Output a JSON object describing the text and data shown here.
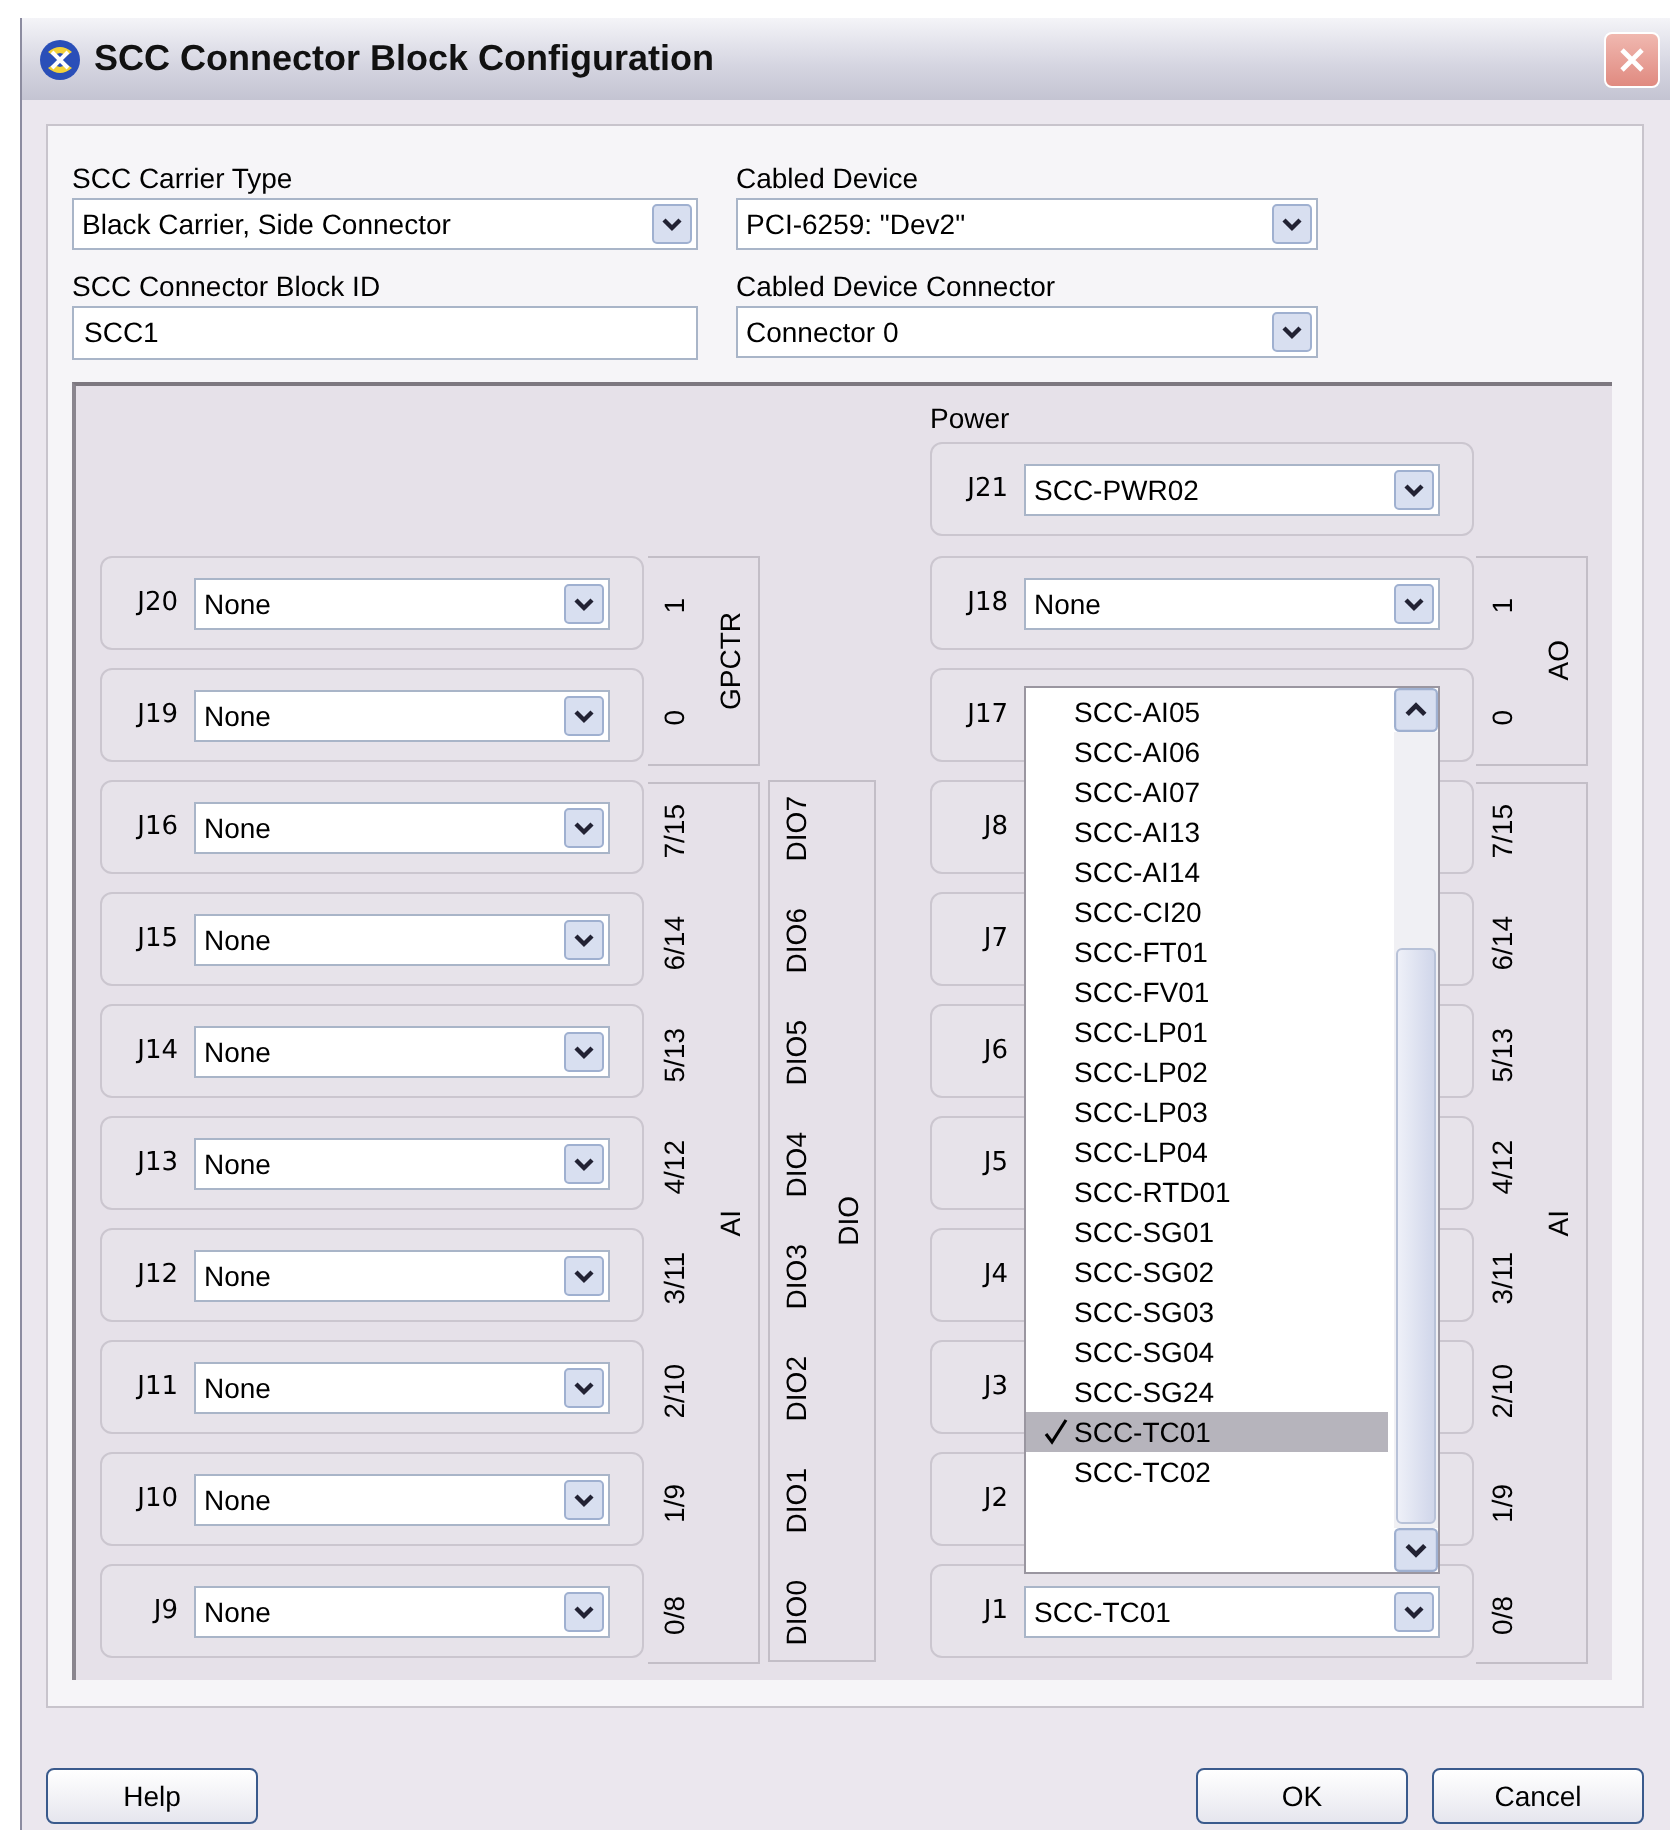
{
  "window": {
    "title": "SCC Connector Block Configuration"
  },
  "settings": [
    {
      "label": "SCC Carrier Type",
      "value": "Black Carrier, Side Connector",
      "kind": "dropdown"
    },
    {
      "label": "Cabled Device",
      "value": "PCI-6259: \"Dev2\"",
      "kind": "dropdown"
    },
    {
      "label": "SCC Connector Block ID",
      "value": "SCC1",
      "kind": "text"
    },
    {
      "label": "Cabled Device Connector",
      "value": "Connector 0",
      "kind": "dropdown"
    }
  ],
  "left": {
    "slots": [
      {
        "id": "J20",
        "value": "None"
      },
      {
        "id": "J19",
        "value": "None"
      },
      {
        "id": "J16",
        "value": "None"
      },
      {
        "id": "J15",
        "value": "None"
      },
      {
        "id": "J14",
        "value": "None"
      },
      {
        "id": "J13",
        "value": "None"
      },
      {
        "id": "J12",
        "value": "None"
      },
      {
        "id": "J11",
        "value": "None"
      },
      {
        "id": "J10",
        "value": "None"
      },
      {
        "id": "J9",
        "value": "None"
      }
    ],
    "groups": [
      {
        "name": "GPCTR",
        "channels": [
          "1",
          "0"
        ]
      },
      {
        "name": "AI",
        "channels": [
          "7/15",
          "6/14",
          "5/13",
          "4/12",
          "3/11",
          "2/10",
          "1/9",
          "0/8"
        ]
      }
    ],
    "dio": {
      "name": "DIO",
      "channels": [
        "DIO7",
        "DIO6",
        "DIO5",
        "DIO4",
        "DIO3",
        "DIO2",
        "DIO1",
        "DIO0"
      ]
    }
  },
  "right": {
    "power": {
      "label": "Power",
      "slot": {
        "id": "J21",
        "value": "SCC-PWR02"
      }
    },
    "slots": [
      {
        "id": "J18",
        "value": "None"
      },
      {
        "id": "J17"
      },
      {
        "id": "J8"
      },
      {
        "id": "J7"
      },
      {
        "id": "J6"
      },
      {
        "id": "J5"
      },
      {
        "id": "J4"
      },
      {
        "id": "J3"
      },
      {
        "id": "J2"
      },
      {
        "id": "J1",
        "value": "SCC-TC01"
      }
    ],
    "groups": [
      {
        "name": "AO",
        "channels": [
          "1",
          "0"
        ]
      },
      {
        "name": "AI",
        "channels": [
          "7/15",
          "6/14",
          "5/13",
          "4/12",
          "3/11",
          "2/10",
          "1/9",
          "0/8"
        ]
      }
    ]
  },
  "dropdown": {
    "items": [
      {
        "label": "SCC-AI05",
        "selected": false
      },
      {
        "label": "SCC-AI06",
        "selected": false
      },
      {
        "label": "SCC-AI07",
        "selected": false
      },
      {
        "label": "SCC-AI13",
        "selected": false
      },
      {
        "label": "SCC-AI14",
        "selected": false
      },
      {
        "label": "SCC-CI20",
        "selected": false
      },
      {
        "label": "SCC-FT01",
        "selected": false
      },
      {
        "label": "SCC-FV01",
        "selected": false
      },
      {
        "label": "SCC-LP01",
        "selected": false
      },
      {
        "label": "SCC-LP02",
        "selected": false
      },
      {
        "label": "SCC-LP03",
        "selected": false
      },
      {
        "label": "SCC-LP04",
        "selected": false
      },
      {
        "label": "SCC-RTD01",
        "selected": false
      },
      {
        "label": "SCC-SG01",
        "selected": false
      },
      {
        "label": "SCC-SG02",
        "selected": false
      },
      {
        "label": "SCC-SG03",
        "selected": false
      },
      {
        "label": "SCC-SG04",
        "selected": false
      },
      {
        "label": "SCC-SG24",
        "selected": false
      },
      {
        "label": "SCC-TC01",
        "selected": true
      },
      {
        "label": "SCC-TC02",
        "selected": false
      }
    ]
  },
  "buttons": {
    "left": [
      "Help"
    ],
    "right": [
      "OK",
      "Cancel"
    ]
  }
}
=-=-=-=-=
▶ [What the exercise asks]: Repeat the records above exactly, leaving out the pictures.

▶ [Task answer]:
Output a JSON object describing the text and data shown here.
{
  "window": {
    "title": "SCC Connector Block Configuration"
  },
  "settings": [
    {
      "label": "SCC Carrier Type",
      "value": "Black Carrier, Side Connector",
      "kind": "dropdown"
    },
    {
      "label": "Cabled Device",
      "value": "PCI-6259: \"Dev2\"",
      "kind": "dropdown"
    },
    {
      "label": "SCC Connector Block ID",
      "value": "SCC1",
      "kind": "text"
    },
    {
      "label": "Cabled Device Connector",
      "value": "Connector 0",
      "kind": "dropdown"
    }
  ],
  "left": {
    "slots": [
      {
        "id": "J20",
        "value": "None"
      },
      {
        "id": "J19",
        "value": "None"
      },
      {
        "id": "J16",
        "value": "None"
      },
      {
        "id": "J15",
        "value": "None"
      },
      {
        "id": "J14",
        "value": "None"
      },
      {
        "id": "J13",
        "value": "None"
      },
      {
        "id": "J12",
        "value": "None"
      },
      {
        "id": "J11",
        "value": "None"
      },
      {
        "id": "J10",
        "value": "None"
      },
      {
        "id": "J9",
        "value": "None"
      }
    ],
    "groups": [
      {
        "name": "GPCTR",
        "channels": [
          "1",
          "0"
        ]
      },
      {
        "name": "AI",
        "channels": [
          "7/15",
          "6/14",
          "5/13",
          "4/12",
          "3/11",
          "2/10",
          "1/9",
          "0/8"
        ]
      }
    ],
    "dio": {
      "name": "DIO",
      "channels": [
        "DIO7",
        "DIO6",
        "DIO5",
        "DIO4",
        "DIO3",
        "DIO2",
        "DIO1",
        "DIO0"
      ]
    }
  },
  "right": {
    "power": {
      "label": "Power",
      "slot": {
        "id": "J21",
        "value": "SCC-PWR02"
      }
    },
    "slots": [
      {
        "id": "J18",
        "value": "None"
      },
      {
        "id": "J17"
      },
      {
        "id": "J8"
      },
      {
        "id": "J7"
      },
      {
        "id": "J6"
      },
      {
        "id": "J5"
      },
      {
        "id": "J4"
      },
      {
        "id": "J3"
      },
      {
        "id": "J2"
      },
      {
        "id": "J1",
        "value": "SCC-TC01"
      }
    ],
    "groups": [
      {
        "name": "AO",
        "channels": [
          "1",
          "0"
        ]
      },
      {
        "name": "AI",
        "channels": [
          "7/15",
          "6/14",
          "5/13",
          "4/12",
          "3/11",
          "2/10",
          "1/9",
          "0/8"
        ]
      }
    ]
  },
  "dropdown": {
    "items": [
      {
        "label": "SCC-AI05",
        "selected": false
      },
      {
        "label": "SCC-AI06",
        "selected": false
      },
      {
        "label": "SCC-AI07",
        "selected": false
      },
      {
        "label": "SCC-AI13",
        "selected": false
      },
      {
        "label": "SCC-AI14",
        "selected": false
      },
      {
        "label": "SCC-CI20",
        "selected": false
      },
      {
        "label": "SCC-FT01",
        "selected": false
      },
      {
        "label": "SCC-FV01",
        "selected": false
      },
      {
        "label": "SCC-LP01",
        "selected": false
      },
      {
        "label": "SCC-LP02",
        "selected": false
      },
      {
        "label": "SCC-LP03",
        "selected": false
      },
      {
        "label": "SCC-LP04",
        "selected": false
      },
      {
        "label": "SCC-RTD01",
        "selected": false
      },
      {
        "label": "SCC-SG01",
        "selected": false
      },
      {
        "label": "SCC-SG02",
        "selected": false
      },
      {
        "label": "SCC-SG03",
        "selected": false
      },
      {
        "label": "SCC-SG04",
        "selected": false
      },
      {
        "label": "SCC-SG24",
        "selected": false
      },
      {
        "label": "SCC-TC01",
        "selected": true
      },
      {
        "label": "SCC-TC02",
        "selected": false
      }
    ]
  },
  "buttons": {
    "left": [
      "Help"
    ],
    "right": [
      "OK",
      "Cancel"
    ]
  }
}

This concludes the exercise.